Enhancing jump ground reaction forces in children through jump training
Plyometric training is a popular form of exercise training and is often included in exercise programmes and tests for children. As such, the aim of the study was to determine the effect of different types of plyometric jumps on jump performance in children. Forty children were randomly assigned into either one of three experimental groups: Group 1, mean age 13.80±1.23, (training based on jumps) (JUM); Group 2, mean age, 13.50±0.97 (training based on hops) (HOP); Group 3, mean age, 13.90±1.20 (training based on box drills) (BOX); Group 4, mean age 13.90±1.20 (non-exercising control group) (CON). Training lasted nine weeks. Jump ground reaction forces were assessed using: counter-movement jump (CMJ), continuous jump with bent legs (CJb) and drop jump (DJ). This study elicited significant (p≤0.05) improvements in jump height in all test jumps (CMJ, CJb and DJ) in the JUM, HOP and BOX. Furthermore, the JUM and HOP resulted in increases in jumping power during CMJ and CJb with only the BOX improving jump power during the DJ. Only the JUM resulted in significant increases in jump force during the CMJ. These improvements following simple jumps requiring minimal equipment strongly support the use of jump training to enhance athletic performance in children.
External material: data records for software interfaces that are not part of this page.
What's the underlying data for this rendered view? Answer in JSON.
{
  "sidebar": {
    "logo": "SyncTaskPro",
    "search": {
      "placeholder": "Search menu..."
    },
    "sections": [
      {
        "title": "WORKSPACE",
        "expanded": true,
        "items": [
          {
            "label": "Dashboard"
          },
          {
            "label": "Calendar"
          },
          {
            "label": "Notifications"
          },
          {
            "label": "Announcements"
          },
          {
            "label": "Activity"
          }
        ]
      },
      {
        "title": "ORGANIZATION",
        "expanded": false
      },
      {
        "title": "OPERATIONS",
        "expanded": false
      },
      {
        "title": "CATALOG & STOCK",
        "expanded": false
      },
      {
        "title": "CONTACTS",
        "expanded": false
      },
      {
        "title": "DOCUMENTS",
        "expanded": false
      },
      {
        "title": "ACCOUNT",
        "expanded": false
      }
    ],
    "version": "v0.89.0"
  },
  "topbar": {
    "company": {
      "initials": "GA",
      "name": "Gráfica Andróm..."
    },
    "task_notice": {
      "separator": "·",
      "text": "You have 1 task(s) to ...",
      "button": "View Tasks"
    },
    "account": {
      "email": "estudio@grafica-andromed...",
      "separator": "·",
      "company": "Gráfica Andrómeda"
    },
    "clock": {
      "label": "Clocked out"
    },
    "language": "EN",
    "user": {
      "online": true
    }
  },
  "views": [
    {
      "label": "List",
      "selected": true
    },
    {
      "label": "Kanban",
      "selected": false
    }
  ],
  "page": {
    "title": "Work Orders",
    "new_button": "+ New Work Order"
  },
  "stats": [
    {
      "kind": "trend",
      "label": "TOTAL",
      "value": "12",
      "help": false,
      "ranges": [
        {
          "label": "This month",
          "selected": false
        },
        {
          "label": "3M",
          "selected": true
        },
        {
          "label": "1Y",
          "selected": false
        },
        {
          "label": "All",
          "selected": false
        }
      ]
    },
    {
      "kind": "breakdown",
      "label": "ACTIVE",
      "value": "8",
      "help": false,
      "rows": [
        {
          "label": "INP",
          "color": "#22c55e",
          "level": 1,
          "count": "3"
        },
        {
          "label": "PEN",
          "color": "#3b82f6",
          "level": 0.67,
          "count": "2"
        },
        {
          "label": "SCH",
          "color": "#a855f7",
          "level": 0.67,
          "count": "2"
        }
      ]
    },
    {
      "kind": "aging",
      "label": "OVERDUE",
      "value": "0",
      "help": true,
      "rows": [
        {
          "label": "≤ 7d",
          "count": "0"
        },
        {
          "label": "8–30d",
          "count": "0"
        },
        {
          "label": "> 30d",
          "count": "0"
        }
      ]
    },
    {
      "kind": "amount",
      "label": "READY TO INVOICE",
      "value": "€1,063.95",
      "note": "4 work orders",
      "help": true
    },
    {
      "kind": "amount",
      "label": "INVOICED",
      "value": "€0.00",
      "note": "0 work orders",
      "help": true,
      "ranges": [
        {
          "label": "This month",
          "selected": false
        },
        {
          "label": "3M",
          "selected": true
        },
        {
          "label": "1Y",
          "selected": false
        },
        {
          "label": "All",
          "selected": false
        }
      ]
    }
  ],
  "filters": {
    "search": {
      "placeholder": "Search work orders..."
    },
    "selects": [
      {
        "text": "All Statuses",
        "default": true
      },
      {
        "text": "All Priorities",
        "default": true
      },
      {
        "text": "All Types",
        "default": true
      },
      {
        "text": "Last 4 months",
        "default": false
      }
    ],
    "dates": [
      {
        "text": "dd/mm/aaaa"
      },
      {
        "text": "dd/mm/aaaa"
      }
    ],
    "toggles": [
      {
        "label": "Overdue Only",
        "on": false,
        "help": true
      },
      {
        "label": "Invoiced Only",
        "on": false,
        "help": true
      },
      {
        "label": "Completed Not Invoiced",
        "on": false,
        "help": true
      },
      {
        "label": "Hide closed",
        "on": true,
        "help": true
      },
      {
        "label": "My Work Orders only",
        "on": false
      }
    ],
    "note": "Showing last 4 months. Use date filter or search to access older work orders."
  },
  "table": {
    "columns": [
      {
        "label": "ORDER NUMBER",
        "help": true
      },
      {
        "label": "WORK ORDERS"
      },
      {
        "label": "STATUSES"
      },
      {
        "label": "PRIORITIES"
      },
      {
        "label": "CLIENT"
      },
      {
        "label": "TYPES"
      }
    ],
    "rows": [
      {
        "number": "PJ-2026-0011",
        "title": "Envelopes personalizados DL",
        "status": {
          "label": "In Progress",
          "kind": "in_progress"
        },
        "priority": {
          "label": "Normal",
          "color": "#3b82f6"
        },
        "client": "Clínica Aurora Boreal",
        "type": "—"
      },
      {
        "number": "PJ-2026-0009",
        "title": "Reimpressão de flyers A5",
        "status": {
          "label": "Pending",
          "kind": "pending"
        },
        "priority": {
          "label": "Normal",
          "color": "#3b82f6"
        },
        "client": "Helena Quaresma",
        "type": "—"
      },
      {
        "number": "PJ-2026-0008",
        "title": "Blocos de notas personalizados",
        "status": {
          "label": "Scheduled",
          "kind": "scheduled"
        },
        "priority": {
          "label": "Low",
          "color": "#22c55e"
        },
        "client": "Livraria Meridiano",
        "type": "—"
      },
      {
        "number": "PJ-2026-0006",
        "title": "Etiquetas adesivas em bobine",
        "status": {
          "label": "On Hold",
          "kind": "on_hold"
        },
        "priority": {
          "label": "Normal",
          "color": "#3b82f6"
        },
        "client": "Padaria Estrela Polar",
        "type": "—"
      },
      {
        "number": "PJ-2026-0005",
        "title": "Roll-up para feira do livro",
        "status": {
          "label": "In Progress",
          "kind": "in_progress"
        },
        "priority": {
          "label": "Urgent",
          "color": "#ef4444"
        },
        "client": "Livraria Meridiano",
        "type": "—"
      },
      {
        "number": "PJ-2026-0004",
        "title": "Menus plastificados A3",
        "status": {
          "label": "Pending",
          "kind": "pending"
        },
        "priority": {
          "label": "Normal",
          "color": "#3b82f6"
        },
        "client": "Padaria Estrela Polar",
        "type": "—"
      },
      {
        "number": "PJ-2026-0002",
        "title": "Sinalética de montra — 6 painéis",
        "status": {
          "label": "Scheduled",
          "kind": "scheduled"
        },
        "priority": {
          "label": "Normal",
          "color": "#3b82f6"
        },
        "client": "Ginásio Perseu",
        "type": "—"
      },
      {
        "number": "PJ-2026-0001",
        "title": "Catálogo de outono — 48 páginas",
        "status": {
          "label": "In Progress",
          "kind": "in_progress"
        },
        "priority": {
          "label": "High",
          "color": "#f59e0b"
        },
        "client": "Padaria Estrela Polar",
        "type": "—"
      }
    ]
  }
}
Key words: Jump intervention; Plyometric training; Jump performance; Children; Stretch-shortening exercises.